Officers got houses and the honor of living near other officers. They call it Officer’s Row.
Preparing to drive up the narrow road into Picayune Gulch, which was barely wide enough for my SUV.
On the second floor of the kettle building where corn mash was boiled, holes where tanks once sat were everywhere.
On top of the light hoop, 160-feet up, a ship comes into port, ready to load-up. If you look really close, you can see my shadow cast on the dock below, courtesy of the full moon.
Looking out the second-floor lighthouse office window. On this visit, the last ice of the season was slowly drifting into the harbor.
A 1960s style TV set in a sun room at the back of the poor house. The concrete room survived the roof collapse and was full of rotten children’s books and toys. Perhaps it was where donations were sorted, or perhaps it was a nursery/orphanage area.
2005. Looking across the Mississippi from a park the night after the first snow.
The Peavey logo, before it rusted off and the offices were demolished.

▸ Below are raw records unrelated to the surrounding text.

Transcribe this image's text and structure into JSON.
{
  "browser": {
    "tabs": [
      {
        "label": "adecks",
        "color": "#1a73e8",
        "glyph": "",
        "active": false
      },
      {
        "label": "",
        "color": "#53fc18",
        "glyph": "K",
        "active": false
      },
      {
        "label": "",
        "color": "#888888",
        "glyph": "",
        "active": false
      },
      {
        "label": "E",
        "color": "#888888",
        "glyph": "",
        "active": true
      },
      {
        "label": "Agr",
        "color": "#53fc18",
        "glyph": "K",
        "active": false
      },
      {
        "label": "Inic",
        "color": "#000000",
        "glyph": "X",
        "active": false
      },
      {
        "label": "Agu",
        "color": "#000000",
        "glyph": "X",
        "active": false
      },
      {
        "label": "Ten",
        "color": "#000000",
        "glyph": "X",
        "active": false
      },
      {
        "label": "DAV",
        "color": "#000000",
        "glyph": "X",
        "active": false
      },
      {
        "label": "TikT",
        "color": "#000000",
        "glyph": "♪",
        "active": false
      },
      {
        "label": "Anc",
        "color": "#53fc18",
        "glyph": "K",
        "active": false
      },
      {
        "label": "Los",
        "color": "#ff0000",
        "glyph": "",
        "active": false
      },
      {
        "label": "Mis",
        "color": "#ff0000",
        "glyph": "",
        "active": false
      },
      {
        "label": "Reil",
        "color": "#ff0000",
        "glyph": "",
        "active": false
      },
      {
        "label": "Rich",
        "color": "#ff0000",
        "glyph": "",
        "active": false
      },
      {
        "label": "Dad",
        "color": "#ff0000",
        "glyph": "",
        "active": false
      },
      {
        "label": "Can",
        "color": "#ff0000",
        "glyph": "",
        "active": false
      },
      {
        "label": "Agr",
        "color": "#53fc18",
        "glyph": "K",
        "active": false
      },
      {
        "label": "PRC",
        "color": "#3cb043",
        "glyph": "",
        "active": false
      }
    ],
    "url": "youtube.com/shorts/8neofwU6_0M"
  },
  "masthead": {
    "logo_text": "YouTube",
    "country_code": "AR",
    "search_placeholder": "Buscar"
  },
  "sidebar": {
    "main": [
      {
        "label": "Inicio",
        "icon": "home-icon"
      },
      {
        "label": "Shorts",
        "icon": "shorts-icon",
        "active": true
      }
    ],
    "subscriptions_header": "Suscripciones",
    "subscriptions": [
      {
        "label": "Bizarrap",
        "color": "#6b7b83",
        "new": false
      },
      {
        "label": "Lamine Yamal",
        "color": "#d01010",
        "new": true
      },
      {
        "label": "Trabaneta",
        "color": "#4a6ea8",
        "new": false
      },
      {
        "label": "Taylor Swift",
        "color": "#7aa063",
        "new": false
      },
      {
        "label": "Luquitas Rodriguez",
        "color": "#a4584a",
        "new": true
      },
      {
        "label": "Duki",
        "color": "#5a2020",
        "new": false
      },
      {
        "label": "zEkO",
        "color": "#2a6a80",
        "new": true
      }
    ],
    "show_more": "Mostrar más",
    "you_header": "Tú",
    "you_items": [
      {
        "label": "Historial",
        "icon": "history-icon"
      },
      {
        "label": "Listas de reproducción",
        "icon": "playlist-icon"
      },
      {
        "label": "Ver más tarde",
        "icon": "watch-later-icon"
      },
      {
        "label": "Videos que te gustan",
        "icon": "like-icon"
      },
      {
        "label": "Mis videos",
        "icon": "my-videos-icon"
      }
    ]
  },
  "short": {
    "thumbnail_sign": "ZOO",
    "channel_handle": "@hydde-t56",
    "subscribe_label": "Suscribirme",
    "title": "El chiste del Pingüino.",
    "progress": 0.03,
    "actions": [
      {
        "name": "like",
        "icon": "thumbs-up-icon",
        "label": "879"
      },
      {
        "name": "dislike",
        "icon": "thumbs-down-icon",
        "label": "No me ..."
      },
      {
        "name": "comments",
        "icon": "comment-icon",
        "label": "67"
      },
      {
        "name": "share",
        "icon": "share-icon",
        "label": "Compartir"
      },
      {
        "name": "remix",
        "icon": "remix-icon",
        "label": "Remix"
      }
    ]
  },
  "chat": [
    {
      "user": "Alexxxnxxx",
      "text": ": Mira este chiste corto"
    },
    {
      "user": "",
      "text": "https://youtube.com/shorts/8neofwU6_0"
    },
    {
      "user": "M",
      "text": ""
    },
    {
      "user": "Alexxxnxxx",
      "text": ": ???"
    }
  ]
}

The UP gets a lot of snow, making exploring its old mines a special challenge in the winter. The snow is more than 6 feet deep in this picture, and firm enough to walk on.